**Your objective:** Search the material below for the string "variable" and copy each line where it appears.

**Data provided:**
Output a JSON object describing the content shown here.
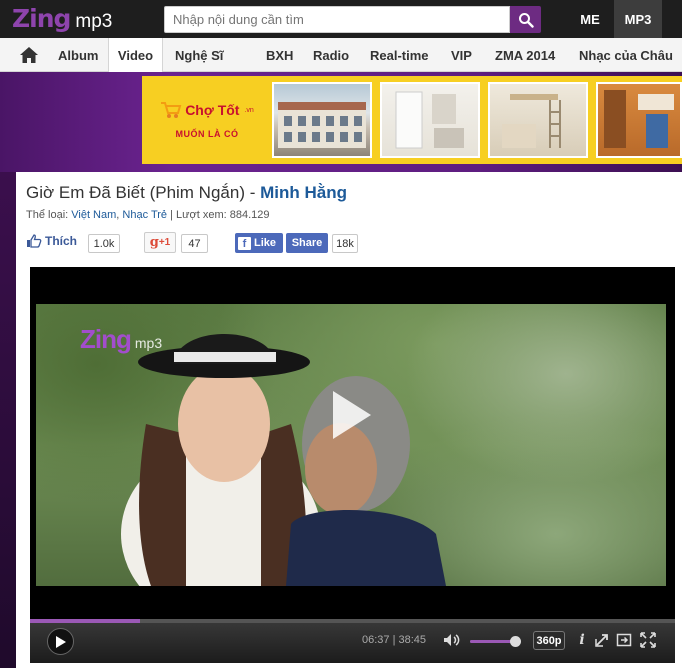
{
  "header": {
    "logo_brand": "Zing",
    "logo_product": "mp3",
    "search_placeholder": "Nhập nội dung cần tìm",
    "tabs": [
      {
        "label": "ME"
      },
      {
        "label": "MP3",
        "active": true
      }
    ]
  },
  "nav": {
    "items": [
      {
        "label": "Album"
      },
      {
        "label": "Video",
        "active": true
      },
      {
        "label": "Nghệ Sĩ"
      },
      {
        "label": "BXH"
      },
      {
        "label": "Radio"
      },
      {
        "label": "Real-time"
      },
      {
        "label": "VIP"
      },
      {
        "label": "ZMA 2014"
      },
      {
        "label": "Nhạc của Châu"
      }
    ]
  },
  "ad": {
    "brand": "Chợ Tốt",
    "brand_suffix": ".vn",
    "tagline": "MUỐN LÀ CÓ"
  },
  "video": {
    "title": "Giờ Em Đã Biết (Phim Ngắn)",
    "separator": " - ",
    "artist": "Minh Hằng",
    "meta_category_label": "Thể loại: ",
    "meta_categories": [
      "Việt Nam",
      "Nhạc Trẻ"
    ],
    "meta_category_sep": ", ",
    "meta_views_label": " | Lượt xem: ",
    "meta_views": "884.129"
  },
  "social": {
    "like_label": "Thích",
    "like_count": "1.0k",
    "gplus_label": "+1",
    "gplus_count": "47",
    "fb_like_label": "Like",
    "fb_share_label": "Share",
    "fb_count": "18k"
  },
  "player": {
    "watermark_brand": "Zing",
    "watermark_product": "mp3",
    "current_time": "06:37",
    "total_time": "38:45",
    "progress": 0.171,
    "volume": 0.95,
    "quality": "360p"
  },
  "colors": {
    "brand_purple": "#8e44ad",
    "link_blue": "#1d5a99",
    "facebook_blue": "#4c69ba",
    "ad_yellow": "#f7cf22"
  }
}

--

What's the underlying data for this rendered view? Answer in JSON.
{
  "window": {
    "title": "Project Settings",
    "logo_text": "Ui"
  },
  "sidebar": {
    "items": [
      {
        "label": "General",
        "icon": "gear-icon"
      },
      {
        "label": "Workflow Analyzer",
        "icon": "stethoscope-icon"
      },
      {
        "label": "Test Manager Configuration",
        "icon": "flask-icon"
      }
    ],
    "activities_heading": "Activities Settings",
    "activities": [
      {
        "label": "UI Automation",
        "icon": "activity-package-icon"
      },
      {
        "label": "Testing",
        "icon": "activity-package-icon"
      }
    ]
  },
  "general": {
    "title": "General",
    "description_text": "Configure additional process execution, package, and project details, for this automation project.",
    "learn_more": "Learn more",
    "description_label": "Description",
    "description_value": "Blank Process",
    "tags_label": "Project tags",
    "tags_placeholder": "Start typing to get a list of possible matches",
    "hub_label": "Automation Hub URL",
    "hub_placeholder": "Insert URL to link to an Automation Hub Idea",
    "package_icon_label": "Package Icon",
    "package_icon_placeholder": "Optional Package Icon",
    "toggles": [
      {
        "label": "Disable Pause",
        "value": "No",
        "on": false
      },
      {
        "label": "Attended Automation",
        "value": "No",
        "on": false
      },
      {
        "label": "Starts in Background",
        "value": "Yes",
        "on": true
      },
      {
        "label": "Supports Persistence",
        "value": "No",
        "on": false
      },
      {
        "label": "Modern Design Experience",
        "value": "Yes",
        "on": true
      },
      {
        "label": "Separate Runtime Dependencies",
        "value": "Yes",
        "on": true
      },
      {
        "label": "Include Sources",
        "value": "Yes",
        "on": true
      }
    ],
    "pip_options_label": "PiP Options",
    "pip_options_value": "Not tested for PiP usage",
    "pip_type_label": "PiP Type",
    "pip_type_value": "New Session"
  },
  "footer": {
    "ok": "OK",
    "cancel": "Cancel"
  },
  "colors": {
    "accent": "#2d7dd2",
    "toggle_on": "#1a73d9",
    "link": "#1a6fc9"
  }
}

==

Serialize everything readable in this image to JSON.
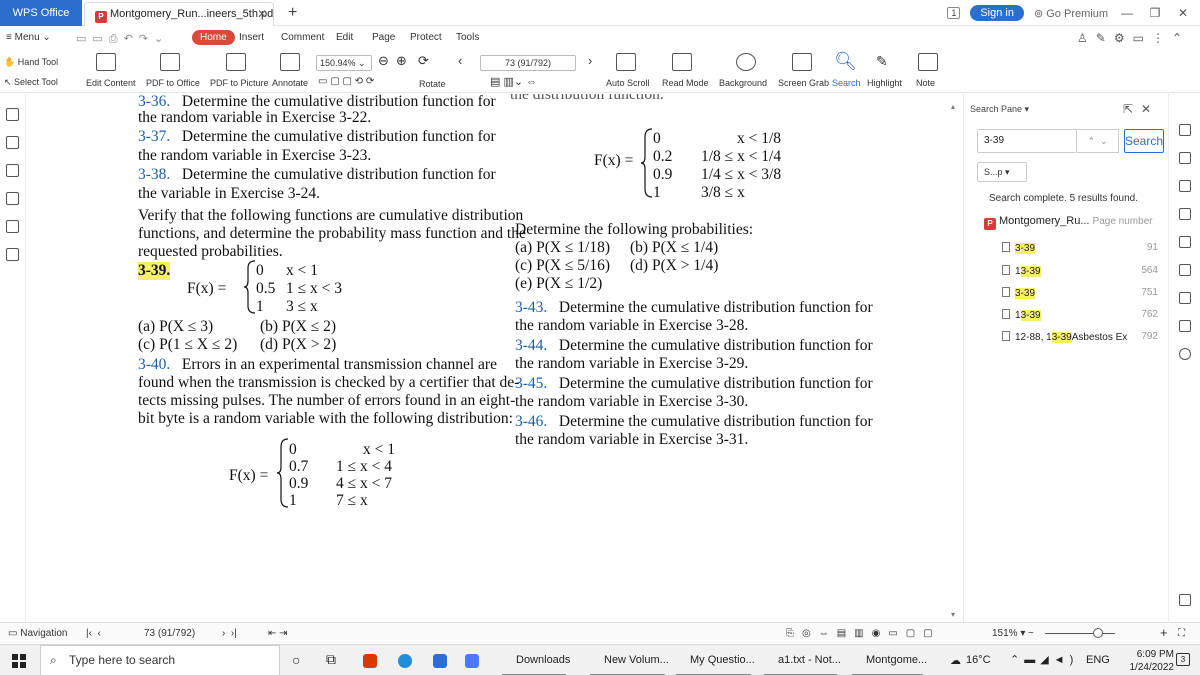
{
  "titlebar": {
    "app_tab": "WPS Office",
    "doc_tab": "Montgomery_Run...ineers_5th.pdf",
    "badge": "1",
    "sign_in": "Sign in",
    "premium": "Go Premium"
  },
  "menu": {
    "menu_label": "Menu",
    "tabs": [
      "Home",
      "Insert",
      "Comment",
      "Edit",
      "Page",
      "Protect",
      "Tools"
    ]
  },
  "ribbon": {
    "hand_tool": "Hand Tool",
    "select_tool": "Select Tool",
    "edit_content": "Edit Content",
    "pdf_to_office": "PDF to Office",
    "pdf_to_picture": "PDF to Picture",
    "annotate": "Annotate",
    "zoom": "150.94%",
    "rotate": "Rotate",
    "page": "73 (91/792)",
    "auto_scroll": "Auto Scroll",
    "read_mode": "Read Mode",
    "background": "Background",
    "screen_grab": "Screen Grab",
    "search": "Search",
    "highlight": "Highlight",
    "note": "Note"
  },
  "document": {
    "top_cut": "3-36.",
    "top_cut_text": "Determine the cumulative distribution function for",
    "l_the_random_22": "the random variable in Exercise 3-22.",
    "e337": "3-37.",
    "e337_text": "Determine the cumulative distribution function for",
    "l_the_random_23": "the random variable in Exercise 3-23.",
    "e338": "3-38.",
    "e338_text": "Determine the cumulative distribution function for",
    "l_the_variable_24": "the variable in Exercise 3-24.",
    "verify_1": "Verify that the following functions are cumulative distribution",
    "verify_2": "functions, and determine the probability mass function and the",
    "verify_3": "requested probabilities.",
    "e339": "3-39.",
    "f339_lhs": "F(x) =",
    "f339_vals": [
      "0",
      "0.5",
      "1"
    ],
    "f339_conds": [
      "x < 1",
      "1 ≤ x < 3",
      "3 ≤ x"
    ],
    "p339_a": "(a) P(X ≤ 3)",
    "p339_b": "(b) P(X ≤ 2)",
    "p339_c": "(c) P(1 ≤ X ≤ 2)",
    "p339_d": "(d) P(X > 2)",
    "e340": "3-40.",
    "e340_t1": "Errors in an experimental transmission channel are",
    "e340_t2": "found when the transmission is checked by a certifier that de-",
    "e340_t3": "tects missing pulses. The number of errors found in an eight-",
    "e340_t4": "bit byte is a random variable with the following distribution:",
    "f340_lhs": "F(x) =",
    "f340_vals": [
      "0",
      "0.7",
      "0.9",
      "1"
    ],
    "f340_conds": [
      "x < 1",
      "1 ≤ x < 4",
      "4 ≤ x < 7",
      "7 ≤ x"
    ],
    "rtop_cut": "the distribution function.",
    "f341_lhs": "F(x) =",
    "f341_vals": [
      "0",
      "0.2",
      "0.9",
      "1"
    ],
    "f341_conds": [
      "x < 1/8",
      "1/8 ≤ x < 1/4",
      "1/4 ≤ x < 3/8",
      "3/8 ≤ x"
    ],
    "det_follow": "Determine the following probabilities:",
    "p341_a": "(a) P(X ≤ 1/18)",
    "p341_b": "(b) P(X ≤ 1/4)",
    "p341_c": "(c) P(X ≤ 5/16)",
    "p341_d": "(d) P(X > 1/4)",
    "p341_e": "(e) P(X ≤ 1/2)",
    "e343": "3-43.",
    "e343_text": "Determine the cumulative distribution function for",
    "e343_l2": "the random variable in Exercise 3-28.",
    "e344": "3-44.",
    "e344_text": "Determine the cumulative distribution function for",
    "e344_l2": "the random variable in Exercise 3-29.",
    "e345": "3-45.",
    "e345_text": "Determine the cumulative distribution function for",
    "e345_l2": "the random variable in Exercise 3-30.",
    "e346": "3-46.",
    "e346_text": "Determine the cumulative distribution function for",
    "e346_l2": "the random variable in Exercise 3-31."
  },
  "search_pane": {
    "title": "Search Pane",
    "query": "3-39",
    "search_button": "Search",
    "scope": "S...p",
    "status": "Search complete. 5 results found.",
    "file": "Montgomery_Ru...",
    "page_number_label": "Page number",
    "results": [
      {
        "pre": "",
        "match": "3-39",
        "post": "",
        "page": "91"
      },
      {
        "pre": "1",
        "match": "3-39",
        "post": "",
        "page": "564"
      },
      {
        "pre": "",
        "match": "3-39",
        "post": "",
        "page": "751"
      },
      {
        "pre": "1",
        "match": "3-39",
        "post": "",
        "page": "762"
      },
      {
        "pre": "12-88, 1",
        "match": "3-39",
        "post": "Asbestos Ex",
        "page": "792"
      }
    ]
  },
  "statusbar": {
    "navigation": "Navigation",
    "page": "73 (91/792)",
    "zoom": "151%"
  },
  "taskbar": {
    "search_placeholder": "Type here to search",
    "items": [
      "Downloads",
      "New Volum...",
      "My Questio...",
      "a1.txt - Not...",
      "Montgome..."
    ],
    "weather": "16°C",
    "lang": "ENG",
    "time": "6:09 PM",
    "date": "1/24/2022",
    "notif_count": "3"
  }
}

**Answer area:**
    "l_the_random_22": "the random variable in Exercise 3-22.",
    "l_the_random_23": "the random variable in Exercise 3-23.",
    "l_the_variable_24": "the variable in Exercise 3-24.",
    "e340_t4": "bit byte is a random variable with the following distribution:",
    "e343_l2": "the random variable in Exercise 3-28.",
    "e344_l2": "the random variable in Exercise 3-29.",
    "e345_l2": "the random variable in Exercise 3-30.",
    "e346_l2": "the random variable in Exercise 3-31."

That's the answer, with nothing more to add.